WHAT IS EXPECTED:
If a line of the data below holds the string "those", copy it.

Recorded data
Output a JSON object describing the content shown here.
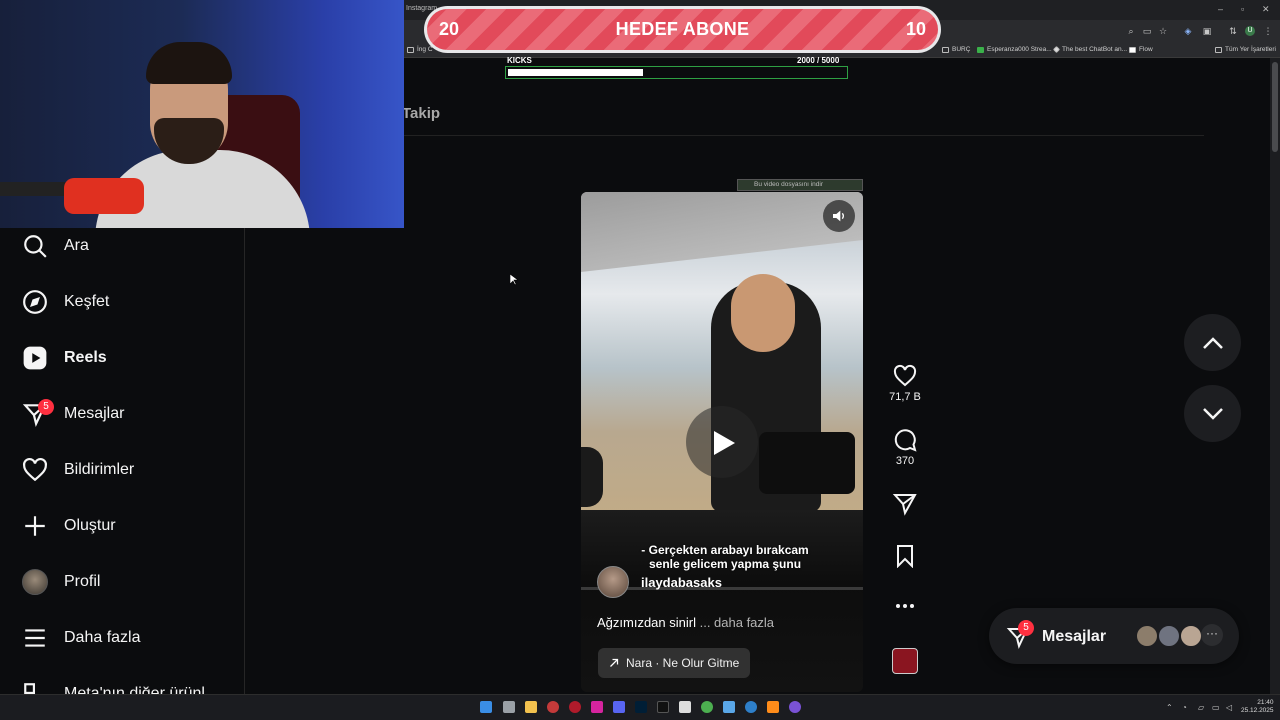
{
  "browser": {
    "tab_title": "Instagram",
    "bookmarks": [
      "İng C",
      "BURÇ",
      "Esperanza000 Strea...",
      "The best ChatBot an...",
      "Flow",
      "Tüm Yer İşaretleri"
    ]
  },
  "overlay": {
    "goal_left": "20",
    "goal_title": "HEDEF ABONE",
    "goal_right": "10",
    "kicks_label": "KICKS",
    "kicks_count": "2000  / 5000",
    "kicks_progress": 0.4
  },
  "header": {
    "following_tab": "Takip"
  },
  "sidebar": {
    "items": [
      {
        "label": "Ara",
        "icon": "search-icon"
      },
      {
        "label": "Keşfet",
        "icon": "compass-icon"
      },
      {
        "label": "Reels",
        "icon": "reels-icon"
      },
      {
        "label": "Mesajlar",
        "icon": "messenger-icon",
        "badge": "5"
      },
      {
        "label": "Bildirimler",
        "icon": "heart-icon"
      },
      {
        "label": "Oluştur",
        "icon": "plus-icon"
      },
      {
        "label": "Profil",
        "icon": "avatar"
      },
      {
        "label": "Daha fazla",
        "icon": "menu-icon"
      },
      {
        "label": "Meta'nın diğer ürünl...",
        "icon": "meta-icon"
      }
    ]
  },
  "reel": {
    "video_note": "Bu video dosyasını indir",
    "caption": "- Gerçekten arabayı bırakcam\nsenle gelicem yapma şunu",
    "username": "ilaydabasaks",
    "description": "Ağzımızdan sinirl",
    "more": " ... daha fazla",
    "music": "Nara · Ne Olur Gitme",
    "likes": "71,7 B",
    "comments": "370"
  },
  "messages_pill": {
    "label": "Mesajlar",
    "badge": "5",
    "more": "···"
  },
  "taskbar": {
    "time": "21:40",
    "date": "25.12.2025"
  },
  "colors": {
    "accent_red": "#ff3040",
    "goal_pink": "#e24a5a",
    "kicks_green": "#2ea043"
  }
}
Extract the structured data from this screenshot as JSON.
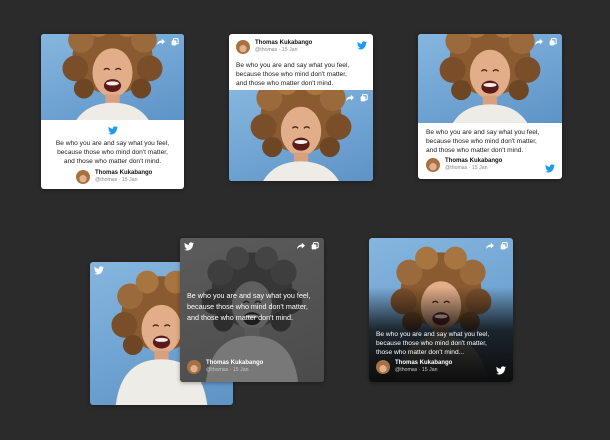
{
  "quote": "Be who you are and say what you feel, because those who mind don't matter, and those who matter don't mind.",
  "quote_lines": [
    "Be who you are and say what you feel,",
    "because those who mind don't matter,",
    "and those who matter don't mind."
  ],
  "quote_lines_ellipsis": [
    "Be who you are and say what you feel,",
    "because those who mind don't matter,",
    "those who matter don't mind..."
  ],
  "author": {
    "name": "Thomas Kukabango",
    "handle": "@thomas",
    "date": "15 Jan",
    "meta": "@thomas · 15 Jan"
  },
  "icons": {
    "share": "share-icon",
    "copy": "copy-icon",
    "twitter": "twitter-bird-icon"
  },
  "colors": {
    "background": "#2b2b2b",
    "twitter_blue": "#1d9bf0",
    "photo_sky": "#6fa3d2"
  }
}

RESPONSE AREA:
  "quote": "Be who you are and say what you feel, because those who mind don't matter, and those who matter don't mind.",
    "because those who mind don't matter,",
    "and those who matter don't mind."
    "because those who mind don't matter,",
    "those who matter don't mind..."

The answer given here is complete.